**PROBLEM STATEMENT**
Across the data below, how many lines hold "JSON"? Answer with that number and nothing else.

Web page and app entries
· · · ·

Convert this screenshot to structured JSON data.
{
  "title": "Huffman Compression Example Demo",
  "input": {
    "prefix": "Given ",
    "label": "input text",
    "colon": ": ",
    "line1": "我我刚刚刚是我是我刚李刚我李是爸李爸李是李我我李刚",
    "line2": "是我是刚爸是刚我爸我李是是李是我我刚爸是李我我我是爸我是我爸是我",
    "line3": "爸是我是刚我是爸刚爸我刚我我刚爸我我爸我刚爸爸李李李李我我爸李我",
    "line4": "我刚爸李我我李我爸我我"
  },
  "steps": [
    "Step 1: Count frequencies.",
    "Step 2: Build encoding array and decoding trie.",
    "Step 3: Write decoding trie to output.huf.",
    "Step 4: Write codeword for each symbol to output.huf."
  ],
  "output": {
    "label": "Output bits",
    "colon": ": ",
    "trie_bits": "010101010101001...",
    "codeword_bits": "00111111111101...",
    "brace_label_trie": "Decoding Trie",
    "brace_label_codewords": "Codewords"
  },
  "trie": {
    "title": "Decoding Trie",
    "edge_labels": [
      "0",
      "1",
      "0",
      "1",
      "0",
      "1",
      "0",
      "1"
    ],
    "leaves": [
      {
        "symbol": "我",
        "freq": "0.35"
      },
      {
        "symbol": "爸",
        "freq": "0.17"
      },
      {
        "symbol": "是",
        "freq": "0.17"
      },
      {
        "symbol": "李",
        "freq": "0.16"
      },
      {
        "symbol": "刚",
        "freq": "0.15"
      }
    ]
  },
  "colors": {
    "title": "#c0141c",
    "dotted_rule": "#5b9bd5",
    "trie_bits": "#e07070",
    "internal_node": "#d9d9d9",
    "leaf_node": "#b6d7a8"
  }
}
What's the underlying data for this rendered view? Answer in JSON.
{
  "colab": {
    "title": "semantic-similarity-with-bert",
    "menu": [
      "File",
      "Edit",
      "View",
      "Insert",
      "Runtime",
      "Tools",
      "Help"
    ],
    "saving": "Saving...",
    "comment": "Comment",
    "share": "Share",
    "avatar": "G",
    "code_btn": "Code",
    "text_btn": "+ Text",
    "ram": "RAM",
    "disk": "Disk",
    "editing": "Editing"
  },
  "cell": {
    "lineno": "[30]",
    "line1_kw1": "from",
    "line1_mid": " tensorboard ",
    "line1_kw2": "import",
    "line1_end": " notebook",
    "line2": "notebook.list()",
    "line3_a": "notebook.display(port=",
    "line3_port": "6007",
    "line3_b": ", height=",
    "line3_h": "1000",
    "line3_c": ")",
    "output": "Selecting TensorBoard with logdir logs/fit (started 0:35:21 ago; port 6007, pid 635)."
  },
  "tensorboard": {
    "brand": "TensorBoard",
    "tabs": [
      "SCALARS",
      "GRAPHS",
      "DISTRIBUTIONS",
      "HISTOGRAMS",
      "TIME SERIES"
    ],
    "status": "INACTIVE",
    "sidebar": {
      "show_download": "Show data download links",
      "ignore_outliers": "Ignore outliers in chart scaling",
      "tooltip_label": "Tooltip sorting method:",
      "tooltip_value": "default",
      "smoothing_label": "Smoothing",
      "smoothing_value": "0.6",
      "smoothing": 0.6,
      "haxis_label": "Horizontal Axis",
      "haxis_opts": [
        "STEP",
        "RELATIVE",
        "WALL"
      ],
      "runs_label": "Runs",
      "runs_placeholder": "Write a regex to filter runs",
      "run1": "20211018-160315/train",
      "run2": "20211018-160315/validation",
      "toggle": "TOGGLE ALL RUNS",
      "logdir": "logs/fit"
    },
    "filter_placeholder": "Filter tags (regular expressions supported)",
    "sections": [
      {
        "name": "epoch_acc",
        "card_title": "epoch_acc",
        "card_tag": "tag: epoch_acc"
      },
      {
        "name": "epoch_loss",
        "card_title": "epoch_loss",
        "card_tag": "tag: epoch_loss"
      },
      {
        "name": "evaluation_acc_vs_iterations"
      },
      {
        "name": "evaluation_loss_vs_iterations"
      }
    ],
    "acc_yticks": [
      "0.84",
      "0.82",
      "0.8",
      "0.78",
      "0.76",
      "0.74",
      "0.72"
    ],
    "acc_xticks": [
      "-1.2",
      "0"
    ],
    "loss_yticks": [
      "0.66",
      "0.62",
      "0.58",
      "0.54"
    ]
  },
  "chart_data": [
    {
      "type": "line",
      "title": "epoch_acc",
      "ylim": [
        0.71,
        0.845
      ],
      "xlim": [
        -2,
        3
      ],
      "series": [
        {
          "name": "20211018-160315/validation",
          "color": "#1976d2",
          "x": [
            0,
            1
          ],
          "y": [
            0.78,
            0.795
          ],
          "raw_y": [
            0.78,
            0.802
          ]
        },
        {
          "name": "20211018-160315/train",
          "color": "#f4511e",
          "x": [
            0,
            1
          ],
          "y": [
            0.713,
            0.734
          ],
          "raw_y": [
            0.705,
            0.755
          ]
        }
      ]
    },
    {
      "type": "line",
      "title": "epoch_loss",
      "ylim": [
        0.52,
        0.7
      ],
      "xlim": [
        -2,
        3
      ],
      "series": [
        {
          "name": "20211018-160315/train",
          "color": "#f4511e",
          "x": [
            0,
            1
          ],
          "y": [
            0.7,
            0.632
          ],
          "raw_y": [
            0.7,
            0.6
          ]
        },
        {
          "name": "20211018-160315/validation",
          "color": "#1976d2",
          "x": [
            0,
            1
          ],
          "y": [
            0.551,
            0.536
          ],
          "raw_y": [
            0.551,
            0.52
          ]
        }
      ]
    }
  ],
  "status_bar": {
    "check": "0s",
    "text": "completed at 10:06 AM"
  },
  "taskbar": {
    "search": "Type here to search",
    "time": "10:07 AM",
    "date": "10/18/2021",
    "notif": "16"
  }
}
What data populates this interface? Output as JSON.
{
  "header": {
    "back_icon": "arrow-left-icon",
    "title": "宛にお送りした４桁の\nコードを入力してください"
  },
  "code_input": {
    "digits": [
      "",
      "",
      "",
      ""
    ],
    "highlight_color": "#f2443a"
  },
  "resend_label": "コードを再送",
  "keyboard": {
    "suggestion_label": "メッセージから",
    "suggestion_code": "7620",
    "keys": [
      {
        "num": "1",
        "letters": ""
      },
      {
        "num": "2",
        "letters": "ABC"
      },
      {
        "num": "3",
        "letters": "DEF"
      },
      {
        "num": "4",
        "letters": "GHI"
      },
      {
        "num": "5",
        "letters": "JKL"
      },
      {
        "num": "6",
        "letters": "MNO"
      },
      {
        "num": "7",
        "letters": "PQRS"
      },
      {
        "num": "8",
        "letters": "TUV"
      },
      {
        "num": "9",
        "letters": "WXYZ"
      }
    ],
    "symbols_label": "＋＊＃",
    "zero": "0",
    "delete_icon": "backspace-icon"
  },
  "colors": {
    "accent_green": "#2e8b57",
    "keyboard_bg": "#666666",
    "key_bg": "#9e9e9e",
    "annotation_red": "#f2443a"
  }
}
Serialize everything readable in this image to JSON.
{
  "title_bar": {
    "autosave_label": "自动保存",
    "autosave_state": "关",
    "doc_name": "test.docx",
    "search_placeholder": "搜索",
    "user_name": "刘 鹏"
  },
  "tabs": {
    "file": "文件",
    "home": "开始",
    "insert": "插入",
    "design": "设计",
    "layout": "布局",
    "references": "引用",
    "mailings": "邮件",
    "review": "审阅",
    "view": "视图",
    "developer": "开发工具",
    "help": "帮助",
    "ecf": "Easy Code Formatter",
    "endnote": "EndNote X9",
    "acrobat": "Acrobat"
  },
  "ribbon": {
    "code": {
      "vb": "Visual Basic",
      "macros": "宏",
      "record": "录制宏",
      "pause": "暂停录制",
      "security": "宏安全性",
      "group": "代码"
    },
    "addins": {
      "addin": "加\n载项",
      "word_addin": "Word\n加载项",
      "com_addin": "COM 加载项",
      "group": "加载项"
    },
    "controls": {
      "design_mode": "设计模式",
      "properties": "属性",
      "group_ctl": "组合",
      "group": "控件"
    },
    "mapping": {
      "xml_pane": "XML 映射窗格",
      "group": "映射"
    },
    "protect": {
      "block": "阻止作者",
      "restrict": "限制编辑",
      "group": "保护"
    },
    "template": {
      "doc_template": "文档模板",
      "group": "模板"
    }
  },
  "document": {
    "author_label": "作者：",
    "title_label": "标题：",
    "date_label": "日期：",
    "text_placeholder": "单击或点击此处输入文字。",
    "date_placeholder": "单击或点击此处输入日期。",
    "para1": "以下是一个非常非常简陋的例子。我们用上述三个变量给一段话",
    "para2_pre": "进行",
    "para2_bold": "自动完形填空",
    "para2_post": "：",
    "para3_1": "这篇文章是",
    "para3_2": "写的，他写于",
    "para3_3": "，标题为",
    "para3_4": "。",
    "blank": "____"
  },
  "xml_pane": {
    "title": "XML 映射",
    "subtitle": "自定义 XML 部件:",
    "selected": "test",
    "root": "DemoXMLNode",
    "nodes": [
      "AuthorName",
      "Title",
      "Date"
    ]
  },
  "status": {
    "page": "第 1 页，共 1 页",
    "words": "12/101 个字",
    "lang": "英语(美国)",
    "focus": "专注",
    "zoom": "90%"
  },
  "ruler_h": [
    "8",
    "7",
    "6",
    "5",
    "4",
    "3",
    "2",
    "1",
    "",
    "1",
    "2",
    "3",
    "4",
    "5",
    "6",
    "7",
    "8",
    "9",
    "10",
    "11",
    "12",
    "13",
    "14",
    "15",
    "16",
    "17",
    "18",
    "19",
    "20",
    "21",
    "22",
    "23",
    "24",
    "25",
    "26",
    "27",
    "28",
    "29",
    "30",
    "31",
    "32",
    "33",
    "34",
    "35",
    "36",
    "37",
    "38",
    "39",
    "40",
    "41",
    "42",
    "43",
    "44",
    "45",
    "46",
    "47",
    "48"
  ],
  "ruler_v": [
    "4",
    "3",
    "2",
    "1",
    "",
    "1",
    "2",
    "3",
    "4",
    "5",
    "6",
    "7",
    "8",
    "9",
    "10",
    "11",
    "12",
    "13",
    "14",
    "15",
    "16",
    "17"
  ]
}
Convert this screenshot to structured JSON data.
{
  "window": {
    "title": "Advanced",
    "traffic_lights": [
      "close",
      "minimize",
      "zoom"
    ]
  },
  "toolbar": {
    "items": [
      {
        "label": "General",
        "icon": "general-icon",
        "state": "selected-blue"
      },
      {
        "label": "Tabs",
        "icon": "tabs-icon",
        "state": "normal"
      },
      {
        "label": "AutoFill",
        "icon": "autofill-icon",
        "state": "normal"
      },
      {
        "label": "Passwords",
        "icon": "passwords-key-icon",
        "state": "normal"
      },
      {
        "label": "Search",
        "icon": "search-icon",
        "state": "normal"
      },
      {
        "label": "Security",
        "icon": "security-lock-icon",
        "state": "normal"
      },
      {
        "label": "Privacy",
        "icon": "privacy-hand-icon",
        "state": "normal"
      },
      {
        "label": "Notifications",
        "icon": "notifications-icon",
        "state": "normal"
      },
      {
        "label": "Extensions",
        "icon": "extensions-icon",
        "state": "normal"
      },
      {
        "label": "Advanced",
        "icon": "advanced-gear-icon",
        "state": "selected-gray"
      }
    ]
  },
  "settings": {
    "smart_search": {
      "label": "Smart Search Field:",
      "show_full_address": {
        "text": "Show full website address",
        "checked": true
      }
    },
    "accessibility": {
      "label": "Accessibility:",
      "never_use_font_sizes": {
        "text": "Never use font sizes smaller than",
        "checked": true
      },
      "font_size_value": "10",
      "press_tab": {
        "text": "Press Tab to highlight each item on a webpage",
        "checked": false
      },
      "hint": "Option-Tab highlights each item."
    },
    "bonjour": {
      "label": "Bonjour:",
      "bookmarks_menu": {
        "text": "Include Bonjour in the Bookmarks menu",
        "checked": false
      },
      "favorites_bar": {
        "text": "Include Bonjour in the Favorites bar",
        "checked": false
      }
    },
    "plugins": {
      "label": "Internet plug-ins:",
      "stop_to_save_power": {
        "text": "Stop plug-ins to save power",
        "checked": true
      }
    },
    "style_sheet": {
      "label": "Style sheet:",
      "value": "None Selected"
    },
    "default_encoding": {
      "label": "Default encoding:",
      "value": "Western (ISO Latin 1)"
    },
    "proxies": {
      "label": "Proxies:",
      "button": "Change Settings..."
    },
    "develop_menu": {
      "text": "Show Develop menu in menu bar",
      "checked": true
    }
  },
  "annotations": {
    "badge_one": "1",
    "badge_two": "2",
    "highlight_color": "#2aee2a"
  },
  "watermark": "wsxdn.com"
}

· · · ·

**EXERCISE SOLUTION**
5